We discuss a possible set of steps you can follow to introduce WIP limits to your team.
About Micah Stamper
Micah worked in technology for about 7 years. He has a background in lean principles and how to bring that to technology. Has done everything from Project Management to Software Engineering, Leadership, and Scrum Master.
Rahul and Markus, another Scrum Master were helping the QA team move from QA at the end to a more involved QA approach, where QA engineers were to be involved earlier in the process. As you’d expect, this was not an easy change. How did they pull it off? They started by thinking that change happens as a result of new actions as described by John Shook and helped the QA’s and the teams experiment with new approaches. In this episode, we also talk about the importance of accepting that not everybody can accept certain changes, and how that affects your change management efforts.
Rahul Bhattacharya is currently working as an Agile Coach at trivago. He is responsible for optimizing the ways of working within the organization, coaching others on best practices while simultaneously guiding teams working on different products. Rahul is passionate about constant learning through experimentation and feedback.
He is also the host of a podcast about Agile, called the Agile Atelier.
As more and more companies adopt OKR (Objectives – Key Results) as a management practice, it is critical that Scrum Masters understand how that tool is used in their organization. In this episode, we discuss how OKR’s can totally derail a company, and how Scrum Masters can join the process and help it improve. This is especially important because OKR’s – when effectively used – will have a large influence on the teams we work with.
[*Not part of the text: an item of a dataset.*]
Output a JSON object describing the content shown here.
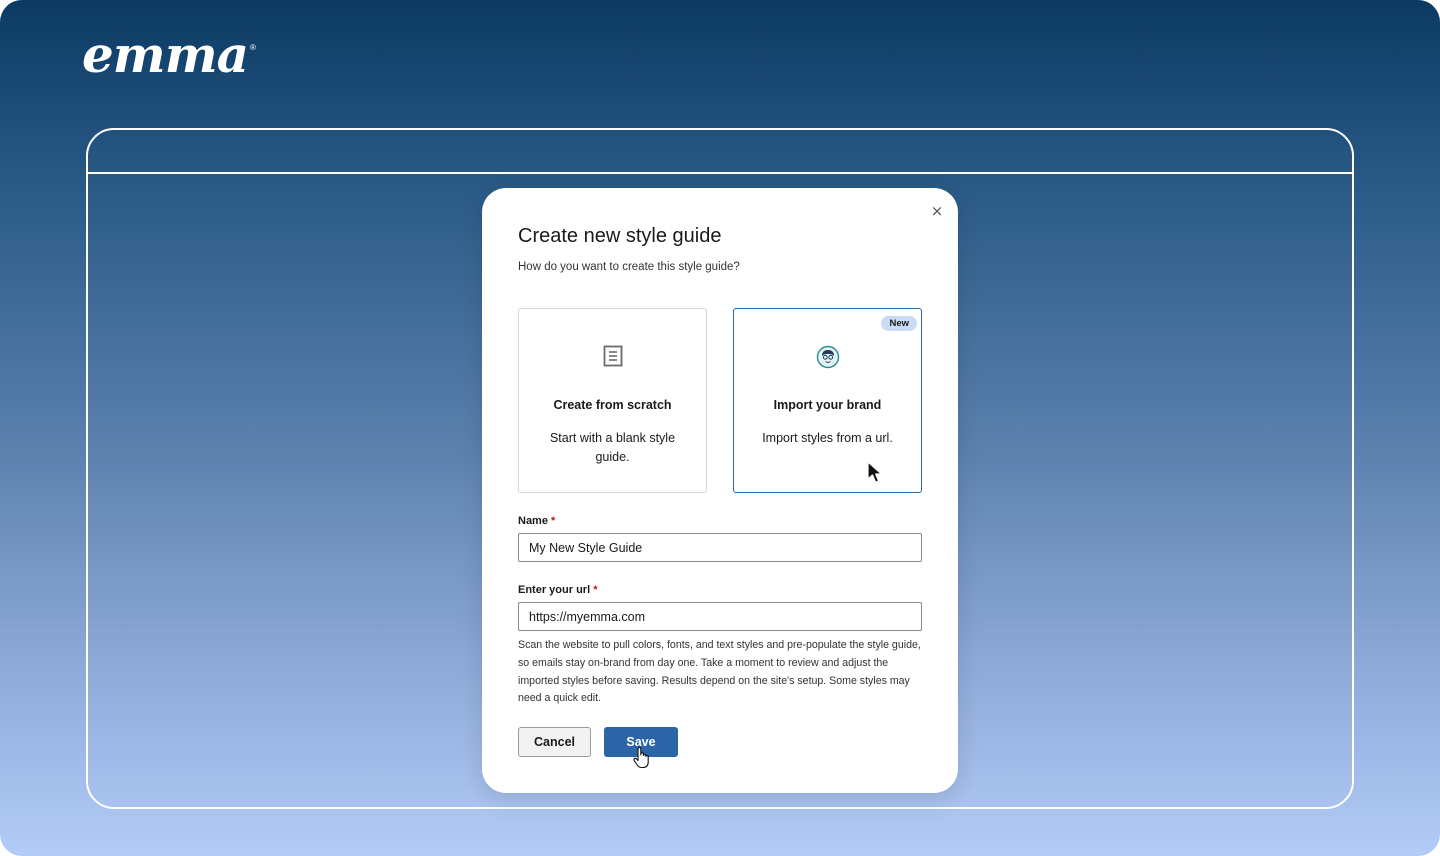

About Ines Stuppacher
Ines Stuppacher is a passionate team coach and Scrum Master. Working with people challenges and inspires her every day. Her coaching mentality is an important pillar of her life and work. Ines does not impose things on people but rather sees herself as a waiter of options. She strives to show up as her full human self in all kinds of situations and with that fosters real connections with other people.
When an organization starts adopting Agile, the temptation is to organize a “transformation” and to focus on the change process. In this episode, we explore what happens when we focus on small changes, grass-roots change.
How we can slowly get more and more teams on-board, and ultimately avoid a large and difficult transformation.
About Ben Clark
Ben’s career has spanned from working assembly at Ford Motor Co, IT consulting, DSL Internet provider using wireless building-to-building antennas, systems administration and engineering, data center floor work, DevOps, cloud engineering, cloud architecture, scrum master, people-leader, and agile coach.